▶ INSTRUCTIONS TO FOLLOW:
Copy all lines below that use the word "true".

▶ DATA FOR THIS TASK:
==================================================

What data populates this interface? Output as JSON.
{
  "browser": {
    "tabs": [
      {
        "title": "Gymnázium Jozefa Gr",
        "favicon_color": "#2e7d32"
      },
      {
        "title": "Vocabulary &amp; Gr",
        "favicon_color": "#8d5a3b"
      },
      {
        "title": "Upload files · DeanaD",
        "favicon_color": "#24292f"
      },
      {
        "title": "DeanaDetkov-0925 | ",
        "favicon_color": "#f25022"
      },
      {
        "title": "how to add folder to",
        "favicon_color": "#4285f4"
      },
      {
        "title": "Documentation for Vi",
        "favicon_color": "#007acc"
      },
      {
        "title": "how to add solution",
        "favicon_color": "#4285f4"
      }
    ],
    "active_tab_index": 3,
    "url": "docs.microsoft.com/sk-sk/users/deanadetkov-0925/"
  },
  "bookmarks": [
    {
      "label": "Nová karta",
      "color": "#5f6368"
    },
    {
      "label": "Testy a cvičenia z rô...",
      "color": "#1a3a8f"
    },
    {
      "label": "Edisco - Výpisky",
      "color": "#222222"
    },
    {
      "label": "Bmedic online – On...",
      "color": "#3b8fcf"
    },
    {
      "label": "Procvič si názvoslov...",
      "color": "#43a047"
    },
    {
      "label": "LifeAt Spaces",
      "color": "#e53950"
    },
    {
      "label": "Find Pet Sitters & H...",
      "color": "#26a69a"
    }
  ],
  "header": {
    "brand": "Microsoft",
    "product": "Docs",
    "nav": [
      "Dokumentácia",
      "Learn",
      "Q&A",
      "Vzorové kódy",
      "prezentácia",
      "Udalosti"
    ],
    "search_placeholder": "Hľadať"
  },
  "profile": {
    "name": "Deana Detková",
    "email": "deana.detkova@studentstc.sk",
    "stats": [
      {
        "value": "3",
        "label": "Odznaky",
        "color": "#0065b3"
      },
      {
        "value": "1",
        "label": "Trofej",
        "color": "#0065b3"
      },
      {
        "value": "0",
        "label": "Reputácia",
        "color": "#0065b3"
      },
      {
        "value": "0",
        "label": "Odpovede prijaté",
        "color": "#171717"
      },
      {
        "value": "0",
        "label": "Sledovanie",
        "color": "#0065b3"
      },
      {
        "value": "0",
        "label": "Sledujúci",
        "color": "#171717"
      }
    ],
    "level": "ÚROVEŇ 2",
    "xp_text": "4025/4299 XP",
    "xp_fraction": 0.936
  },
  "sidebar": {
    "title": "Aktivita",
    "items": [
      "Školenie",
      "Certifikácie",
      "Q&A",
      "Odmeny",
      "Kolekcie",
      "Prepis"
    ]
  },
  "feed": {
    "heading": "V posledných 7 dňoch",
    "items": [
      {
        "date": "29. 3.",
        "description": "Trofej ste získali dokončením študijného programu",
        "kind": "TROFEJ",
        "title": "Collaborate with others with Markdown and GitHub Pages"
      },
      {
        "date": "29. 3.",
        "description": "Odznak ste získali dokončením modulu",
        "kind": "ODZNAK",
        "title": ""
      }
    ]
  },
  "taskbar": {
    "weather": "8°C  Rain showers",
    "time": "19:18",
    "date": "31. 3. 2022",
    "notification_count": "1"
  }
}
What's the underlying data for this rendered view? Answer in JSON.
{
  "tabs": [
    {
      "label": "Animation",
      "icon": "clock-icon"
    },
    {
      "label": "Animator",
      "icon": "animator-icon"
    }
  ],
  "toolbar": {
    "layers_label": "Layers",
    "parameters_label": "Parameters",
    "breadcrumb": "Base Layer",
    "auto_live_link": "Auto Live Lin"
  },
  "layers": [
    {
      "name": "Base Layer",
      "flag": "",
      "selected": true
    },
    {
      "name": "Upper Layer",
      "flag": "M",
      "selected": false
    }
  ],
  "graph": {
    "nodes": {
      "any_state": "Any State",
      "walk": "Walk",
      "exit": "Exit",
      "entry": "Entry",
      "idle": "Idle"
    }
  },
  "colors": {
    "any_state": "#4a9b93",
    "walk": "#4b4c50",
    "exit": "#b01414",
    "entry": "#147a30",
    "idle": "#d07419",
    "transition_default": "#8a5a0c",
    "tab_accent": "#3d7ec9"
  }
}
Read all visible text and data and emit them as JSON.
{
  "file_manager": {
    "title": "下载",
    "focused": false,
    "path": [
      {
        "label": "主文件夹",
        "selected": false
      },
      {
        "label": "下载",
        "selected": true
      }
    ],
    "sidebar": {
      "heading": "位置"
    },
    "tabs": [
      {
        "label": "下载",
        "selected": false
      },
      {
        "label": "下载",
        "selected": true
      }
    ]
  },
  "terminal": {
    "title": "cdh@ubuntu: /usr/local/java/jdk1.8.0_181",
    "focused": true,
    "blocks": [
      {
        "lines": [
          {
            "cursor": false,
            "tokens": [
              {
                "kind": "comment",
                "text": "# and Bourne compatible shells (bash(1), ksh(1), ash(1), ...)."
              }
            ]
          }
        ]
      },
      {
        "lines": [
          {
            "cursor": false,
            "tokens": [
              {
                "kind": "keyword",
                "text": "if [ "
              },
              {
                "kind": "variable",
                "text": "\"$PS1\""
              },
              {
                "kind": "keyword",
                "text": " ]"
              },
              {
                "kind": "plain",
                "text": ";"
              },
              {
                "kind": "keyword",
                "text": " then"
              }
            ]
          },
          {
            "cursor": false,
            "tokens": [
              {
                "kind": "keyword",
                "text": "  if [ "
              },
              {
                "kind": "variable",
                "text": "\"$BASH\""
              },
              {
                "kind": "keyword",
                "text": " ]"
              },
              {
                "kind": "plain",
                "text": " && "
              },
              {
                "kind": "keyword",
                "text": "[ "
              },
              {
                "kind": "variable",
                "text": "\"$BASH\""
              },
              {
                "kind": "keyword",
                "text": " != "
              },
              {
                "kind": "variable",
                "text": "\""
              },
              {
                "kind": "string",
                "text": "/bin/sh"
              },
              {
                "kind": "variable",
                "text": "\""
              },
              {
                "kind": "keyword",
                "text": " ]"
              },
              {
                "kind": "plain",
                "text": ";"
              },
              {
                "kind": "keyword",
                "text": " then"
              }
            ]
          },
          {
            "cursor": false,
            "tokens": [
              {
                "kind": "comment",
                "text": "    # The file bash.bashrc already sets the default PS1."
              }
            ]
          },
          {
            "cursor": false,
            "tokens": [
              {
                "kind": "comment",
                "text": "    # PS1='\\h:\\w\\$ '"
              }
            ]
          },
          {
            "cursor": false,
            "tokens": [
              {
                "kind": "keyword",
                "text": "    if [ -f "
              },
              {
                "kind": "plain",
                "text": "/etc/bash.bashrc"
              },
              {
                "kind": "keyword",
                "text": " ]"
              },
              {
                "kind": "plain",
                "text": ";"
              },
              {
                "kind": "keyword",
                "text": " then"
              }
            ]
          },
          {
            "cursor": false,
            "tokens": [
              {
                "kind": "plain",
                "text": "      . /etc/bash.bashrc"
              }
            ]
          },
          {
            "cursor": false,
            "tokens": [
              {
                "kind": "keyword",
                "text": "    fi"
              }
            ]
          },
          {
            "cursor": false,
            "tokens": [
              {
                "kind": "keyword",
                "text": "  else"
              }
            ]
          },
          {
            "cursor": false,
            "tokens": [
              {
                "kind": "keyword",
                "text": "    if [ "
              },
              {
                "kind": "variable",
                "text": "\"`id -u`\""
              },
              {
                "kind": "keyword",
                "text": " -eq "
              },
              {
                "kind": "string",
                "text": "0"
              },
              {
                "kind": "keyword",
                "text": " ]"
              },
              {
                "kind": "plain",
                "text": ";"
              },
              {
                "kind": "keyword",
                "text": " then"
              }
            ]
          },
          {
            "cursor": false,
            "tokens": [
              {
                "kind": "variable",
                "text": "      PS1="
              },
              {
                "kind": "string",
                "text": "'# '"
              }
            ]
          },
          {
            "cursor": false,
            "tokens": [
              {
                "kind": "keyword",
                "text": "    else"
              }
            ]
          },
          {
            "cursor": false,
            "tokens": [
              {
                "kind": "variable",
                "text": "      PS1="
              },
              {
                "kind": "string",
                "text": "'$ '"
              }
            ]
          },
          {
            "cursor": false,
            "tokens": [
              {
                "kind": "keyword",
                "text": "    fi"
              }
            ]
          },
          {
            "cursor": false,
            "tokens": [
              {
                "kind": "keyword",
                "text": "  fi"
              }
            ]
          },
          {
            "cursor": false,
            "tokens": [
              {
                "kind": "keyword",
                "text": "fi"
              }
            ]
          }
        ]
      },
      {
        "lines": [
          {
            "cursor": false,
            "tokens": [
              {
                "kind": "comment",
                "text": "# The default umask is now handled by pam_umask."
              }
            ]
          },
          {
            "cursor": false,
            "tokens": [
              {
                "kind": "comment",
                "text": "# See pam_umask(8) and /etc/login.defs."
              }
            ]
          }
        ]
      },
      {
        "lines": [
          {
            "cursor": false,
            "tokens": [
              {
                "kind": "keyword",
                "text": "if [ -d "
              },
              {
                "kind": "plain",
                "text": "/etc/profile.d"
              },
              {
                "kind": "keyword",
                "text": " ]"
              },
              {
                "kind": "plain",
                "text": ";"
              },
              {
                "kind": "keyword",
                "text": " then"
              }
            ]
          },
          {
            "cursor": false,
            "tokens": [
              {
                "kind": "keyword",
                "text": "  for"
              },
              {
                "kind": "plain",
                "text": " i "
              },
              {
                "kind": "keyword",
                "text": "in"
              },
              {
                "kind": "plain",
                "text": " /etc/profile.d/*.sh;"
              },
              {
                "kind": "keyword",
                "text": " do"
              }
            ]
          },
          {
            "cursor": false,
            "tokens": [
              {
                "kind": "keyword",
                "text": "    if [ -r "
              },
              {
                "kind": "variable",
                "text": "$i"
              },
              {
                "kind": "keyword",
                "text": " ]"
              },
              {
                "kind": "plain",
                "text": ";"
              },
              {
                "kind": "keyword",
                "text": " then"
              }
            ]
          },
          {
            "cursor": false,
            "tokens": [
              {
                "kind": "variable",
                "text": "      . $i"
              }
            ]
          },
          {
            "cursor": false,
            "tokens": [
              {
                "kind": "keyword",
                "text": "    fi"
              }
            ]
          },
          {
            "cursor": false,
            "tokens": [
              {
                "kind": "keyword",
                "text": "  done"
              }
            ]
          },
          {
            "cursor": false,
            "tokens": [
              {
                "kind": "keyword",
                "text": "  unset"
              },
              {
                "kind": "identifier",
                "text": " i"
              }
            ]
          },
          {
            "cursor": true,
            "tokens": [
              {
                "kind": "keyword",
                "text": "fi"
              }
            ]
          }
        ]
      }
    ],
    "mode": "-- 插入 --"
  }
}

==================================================

▶ RESPONSE AREA:
      "selected": true
        "selected": true
        "selected": true
    "focused": true,
            "cursor": true,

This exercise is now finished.